SYMPTOMS

Symptoms include fever, cough, chills, muscle aches, headache, fatigue, loss of appetite, confusion and diarrhea. Symptoms usually appear two to 10 days after significant exposure to Legionella bacteria.

The Health Department is urging residents in the area with respiratory symptoms, such as fever, cough, chills and muscle aches, to promptly seek medical attention. The Health Department has alerted health care providers in the area about this cluster.

TREATMENT

Legionnaires’ disease can be deadly, but is treatable with antibiotics. Most people get better with early treatment, although they may need to be hospitalized. Others have died from complications of the disease.

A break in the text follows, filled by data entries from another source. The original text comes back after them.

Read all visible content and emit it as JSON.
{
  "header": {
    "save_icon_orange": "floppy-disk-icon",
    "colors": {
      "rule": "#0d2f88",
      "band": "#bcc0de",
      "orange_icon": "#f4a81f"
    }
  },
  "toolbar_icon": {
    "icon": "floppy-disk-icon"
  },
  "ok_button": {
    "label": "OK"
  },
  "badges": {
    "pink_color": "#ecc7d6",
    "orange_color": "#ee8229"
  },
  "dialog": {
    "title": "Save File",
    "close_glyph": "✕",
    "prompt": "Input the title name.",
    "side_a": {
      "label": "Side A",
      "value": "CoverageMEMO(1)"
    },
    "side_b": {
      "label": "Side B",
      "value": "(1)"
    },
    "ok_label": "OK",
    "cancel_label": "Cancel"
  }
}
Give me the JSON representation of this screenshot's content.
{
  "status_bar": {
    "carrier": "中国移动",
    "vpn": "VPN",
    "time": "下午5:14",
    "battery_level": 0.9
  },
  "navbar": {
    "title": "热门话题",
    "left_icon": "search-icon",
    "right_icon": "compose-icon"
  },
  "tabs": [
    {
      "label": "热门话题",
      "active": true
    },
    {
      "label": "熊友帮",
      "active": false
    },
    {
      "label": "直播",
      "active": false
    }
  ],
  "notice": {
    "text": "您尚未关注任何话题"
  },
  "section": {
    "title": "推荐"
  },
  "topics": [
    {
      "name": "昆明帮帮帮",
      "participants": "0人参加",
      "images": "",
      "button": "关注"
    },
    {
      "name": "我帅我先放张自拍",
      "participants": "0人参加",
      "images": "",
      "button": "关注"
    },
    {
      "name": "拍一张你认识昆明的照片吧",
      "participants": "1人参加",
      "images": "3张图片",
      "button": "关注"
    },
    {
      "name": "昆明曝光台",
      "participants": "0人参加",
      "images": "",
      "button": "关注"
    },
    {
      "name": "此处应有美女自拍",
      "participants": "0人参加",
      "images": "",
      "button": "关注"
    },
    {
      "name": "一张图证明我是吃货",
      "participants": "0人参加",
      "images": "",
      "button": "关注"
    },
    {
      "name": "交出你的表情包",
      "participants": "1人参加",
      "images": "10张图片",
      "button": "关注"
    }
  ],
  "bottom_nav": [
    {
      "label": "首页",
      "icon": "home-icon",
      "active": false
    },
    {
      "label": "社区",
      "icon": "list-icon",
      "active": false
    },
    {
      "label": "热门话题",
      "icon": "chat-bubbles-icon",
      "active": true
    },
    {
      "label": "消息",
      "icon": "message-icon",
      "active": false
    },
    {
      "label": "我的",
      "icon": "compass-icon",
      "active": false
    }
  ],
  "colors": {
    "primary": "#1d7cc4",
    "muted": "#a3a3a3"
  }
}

WHAT IS THE HEALTH DEPARTMENT DOING? 

To raise awareness in the community, the Health Department and the Mayor’s Office are working with elected officials and sending outreach teams to transit hubs and senior centers in the area to distribute information about Legionnaires’ disease. The Health Department is also organizing a community meeting to inform residents, answer questions and address any concerns.

As of today, the Health Department has sampled all cooling towers in the investigation zone. Testing involves a two-step process that first identifies genetic evidence of the bacteria and then confirms if the bacteria are alive and able to cause disease. Positive results from the first step will enable the Health Department to identify towers that potentially have bacteria capable of making people sick.

The owners of those buildings will be ordered to immediately increase the level of biocides that kill the Legionella bacteria or to change to a new biocide and report to the Department within 24 hours. This biocide remediation will be done as a precautionary step while the second step, growing the bacteria in culture, is being done to determine the presence of the live bacteria that causes Legionnaires’ disease. It takes two weeks to allow bacteria adequate time to grow. A positive culture indicates the presence of bacteria capable of causing disease. The Department will order the owner of any building with a positive culture result to fully clean and disinfect the cooling tower.

“The Health Department is currently investigating a cluster of Legionnaires’ disease cases in the downtown Flushing area of Queens, and I urge individuals in this area with respiratory symptoms to seek medical attention right away. People over the age of 50 and people with compromised immune systems are especially at risk,” said Health Commissioner Dr. Mary T. Bassett. “As with our previous Legionnaires’ disease investigations, we are in the process of investigating the source of the cluster and are working with building owners in the area to rapidly test and clean cooling towers.”

For more information about Legionnaires’ disease, please visit the Health Department website.